• _Exercise aim_: An exact copy of the records below is required, and it must contain no pictures.

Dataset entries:
Segment Open

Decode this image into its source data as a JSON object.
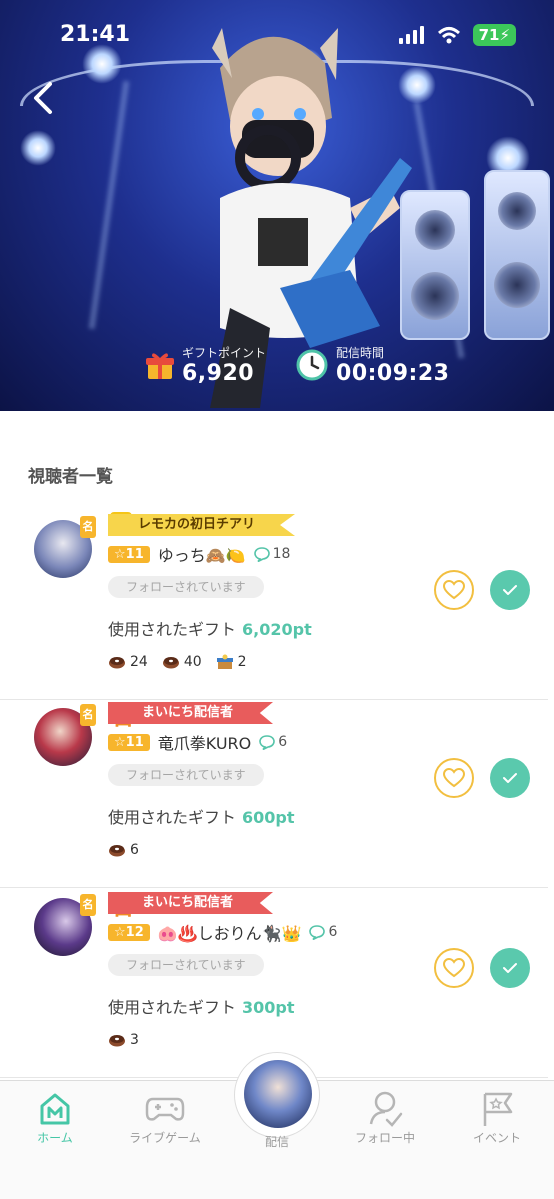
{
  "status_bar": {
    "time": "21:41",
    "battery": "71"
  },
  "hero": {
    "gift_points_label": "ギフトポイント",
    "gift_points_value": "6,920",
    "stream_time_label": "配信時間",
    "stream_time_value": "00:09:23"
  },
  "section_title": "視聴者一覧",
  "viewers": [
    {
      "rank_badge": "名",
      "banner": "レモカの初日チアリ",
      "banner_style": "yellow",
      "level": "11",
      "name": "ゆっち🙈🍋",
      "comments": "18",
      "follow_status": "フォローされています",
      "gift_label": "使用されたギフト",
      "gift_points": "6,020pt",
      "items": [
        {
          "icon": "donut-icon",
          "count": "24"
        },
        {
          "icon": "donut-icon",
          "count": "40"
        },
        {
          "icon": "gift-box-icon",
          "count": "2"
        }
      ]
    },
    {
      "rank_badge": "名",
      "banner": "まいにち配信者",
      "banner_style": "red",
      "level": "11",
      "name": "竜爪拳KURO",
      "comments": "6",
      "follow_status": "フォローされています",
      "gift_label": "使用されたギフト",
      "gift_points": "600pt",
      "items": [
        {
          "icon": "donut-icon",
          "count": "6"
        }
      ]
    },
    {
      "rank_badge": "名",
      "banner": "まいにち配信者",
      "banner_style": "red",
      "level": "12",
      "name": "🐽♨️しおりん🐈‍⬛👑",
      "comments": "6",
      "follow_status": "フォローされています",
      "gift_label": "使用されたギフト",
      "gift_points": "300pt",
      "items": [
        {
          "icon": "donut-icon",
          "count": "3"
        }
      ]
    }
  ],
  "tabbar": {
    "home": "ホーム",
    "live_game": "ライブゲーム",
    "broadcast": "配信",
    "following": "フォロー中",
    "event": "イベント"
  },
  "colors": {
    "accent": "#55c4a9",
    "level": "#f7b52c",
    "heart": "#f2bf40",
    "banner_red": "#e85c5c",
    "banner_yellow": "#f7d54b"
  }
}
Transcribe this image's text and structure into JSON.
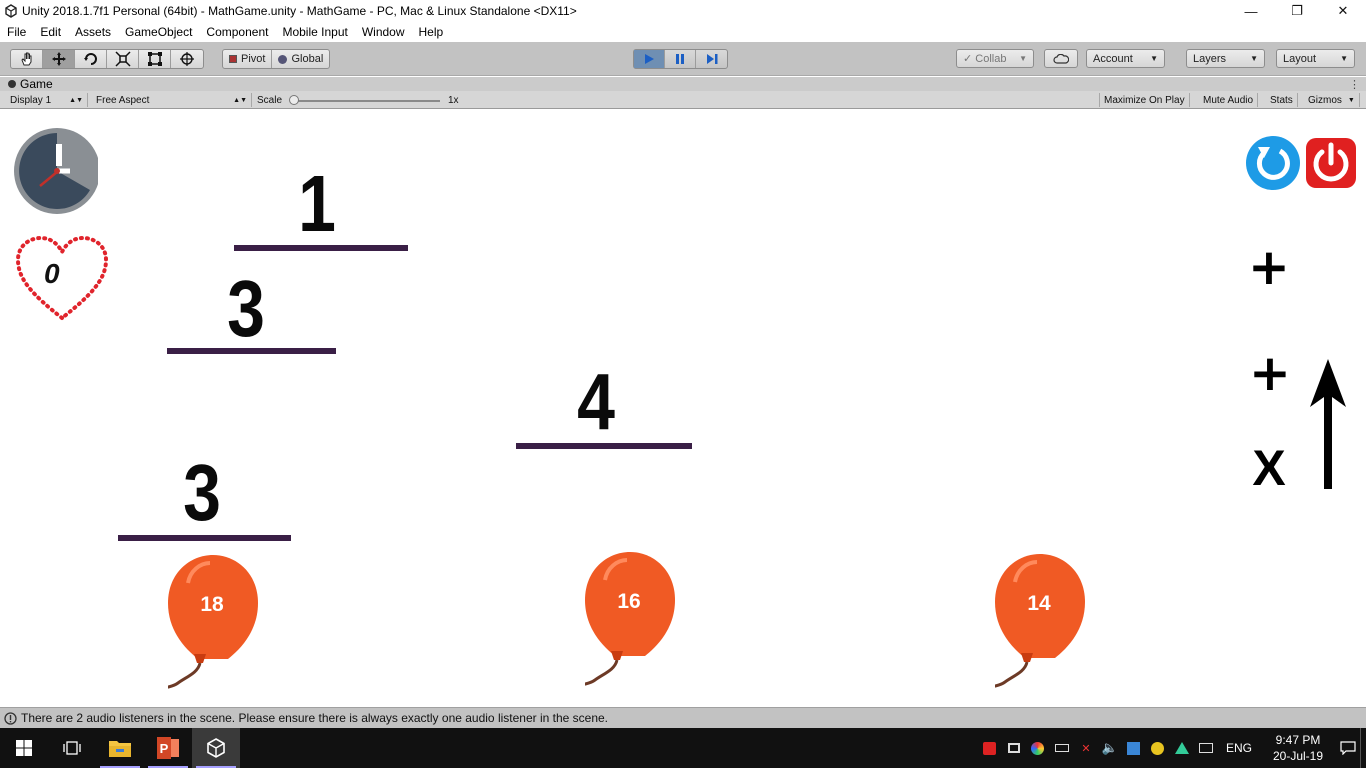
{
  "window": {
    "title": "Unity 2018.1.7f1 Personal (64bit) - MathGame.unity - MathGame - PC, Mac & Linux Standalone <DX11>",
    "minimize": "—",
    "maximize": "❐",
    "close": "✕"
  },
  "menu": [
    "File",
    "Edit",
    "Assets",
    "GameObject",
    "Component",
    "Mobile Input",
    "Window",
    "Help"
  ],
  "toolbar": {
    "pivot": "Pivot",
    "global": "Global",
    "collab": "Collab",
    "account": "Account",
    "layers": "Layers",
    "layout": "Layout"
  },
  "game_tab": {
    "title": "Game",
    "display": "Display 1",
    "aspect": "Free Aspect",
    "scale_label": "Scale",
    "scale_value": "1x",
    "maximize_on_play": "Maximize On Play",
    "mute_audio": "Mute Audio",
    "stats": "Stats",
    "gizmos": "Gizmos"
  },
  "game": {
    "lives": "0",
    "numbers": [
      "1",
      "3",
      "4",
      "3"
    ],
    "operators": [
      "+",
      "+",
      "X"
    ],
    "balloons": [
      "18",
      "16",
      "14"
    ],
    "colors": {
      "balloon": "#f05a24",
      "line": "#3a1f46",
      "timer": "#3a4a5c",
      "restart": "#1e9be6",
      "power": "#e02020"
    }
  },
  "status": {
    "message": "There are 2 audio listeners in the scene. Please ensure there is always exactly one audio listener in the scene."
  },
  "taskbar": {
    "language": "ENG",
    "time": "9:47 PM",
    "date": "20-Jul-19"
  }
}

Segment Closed

• _Finished task_:
Decode this image into its source data as a JSON object.
{
  "status_bar": {
    "time": "21:41",
    "battery": "71"
  },
  "hero": {
    "gift_points_label": "ギフトポイント",
    "gift_points_value": "6,920",
    "stream_time_label": "配信時間",
    "stream_time_value": "00:09:23"
  },
  "section_title": "視聴者一覧",
  "viewers": [
    {
      "rank_badge": "名",
      "banner": "レモカの初日チアリ",
      "banner_style": "yellow",
      "level": "11",
      "name": "ゆっち🙈🍋",
      "comments": "18",
      "follow_status": "フォローされています",
      "gift_label": "使用されたギフト",
      "gift_points": "6,020pt",
      "items": [
        {
          "icon": "donut-icon",
          "count": "24"
        },
        {
          "icon": "donut-icon",
          "count": "40"
        },
        {
          "icon": "gift-box-icon",
          "count": "2"
        }
      ]
    },
    {
      "rank_badge": "名",
      "banner": "まいにち配信者",
      "banner_style": "red",
      "level": "11",
      "name": "竜爪拳KURO",
      "comments": "6",
      "follow_status": "フォローされています",
      "gift_label": "使用されたギフト",
      "gift_points": "600pt",
      "items": [
        {
          "icon": "donut-icon",
          "count": "6"
        }
      ]
    },
    {
      "rank_badge": "名",
      "banner": "まいにち配信者",
      "banner_style": "red",
      "level": "12",
      "name": "🐽♨️しおりん🐈‍⬛👑",
      "comments": "6",
      "follow_status": "フォローされています",
      "gift_label": "使用されたギフト",
      "gift_points": "300pt",
      "items": [
        {
          "icon": "donut-icon",
          "count": "3"
        }
      ]
    }
  ],
  "tabbar": {
    "home": "ホーム",
    "live_game": "ライブゲーム",
    "broadcast": "配信",
    "following": "フォロー中",
    "event": "イベント"
  },
  "colors": {
    "accent": "#55c4a9",
    "level": "#f7b52c",
    "heart": "#f2bf40",
    "banner_red": "#e85c5c",
    "banner_yellow": "#f7d54b"
  }
}
Transcribe this image's text and structure into JSON.
{
  "window": {
    "title": "Unity 2018.1.7f1 Personal (64bit) - MathGame.unity - MathGame - PC, Mac & Linux Standalone <DX11>",
    "minimize": "—",
    "maximize": "❐",
    "close": "✕"
  },
  "menu": [
    "File",
    "Edit",
    "Assets",
    "GameObject",
    "Component",
    "Mobile Input",
    "Window",
    "Help"
  ],
  "toolbar": {
    "pivot": "Pivot",
    "global": "Global",
    "collab": "Collab",
    "account": "Account",
    "layers": "Layers",
    "layout": "Layout"
  },
  "game_tab": {
    "title": "Game",
    "display": "Display 1",
    "aspect": "Free Aspect",
    "scale_label": "Scale",
    "scale_value": "1x",
    "maximize_on_play": "Maximize On Play",
    "mute_audio": "Mute Audio",
    "stats": "Stats",
    "gizmos": "Gizmos"
  },
  "game": {
    "lives": "0",
    "numbers": [
      "1",
      "3",
      "4",
      "3"
    ],
    "operators": [
      "+",
      "+",
      "X"
    ],
    "balloons": [
      "18",
      "16",
      "14"
    ],
    "colors": {
      "balloon": "#f05a24",
      "line": "#3a1f46",
      "timer": "#3a4a5c",
      "restart": "#1e9be6",
      "power": "#e02020"
    }
  },
  "status": {
    "message": "There are 2 audio listeners in the scene. Please ensure there is always exactly one audio listener in the scene."
  },
  "taskbar": {
    "language": "ENG",
    "time": "9:47 PM",
    "date": "20-Jul-19"
  }
}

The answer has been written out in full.